I was teaching a class on emerging technologies when the topic of advanced driver assistance systems (ADAS) popped up.
A technician told everyone how he recently recalibrated a LiDAR (Light Detection and Ranging) unit on a Honda. The tech went on to say that he purchased stands and targets from a well-known distributor and that his business increased ten-fold.
That's great! When all is said and done — and there is a reboot from electrified to hydrogen fuel to whatever — there will always be ADAS to autonomy.
About another 30 minutes deeper into the class, the technician told everyone how static ADAS calibration/recalibration can be performed — anywhere.

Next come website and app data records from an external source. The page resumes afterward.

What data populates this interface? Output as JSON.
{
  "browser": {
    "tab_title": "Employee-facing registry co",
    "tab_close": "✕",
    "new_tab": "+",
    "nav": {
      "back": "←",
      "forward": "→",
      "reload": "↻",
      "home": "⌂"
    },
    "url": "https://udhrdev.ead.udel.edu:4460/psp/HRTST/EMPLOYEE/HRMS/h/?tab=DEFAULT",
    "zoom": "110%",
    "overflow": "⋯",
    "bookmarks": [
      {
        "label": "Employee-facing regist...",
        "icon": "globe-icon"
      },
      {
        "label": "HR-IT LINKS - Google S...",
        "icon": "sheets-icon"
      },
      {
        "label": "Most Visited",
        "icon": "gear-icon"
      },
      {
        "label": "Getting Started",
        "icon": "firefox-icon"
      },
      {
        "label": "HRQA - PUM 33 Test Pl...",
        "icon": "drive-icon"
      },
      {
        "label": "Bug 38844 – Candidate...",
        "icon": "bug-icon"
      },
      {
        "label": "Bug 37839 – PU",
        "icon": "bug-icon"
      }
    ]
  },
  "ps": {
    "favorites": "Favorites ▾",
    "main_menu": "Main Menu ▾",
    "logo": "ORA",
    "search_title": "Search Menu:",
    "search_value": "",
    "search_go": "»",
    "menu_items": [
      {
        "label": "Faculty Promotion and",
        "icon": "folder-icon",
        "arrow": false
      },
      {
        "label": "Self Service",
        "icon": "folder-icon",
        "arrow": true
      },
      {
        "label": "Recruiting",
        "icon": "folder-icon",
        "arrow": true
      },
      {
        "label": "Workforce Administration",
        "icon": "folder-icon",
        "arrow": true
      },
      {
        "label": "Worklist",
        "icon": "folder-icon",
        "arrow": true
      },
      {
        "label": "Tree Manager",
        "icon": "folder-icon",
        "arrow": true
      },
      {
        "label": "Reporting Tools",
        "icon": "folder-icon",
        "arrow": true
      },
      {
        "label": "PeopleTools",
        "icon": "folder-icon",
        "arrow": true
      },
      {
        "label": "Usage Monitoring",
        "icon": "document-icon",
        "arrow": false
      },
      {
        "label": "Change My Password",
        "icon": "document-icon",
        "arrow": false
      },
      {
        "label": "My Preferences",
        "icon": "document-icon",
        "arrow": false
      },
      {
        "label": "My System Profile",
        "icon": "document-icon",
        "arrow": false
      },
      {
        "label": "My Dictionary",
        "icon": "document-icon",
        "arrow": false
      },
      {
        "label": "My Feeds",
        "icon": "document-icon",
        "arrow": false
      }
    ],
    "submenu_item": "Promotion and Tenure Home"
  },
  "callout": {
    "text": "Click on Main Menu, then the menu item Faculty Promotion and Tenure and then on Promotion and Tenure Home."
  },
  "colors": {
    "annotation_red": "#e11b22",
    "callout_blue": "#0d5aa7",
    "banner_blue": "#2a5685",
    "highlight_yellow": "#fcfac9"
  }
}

Then, went on to say how he recalibrated the LiDAR unit in the shop's parking lot.
WAIT A MINUTE! The parking lot?!
That's when I had to ask all about their ADAS setup:
- "Was the stand level?"
- "Was the ground level?"
- "Was the vehicle level?"
- "How could you tell?"
Of course, the stand was leveled to the ground via the bubble levels on the unit, but what about the Honda?
(Crickets heard in the background.)
And it's not the technician's fault in entirety. Many companies that manufacture the equipment employ other technicians-turned-trainers — who have not been exposed to the elements of ADAS and the one-degree rule as I like to call it — and pass the word to the new equipment owner (not necessarily an automotive technician) and relay their interpretation of the rules of engagement.
And what's more about this ADAS training? It's usually a one-day event.
This included the technician's recalibrating the LiDAR. He was under the impression that the cone-reflector was the key "level" component. The vehicle was secondary. And in this case, the triangulation was close enough — within specifications — to reset.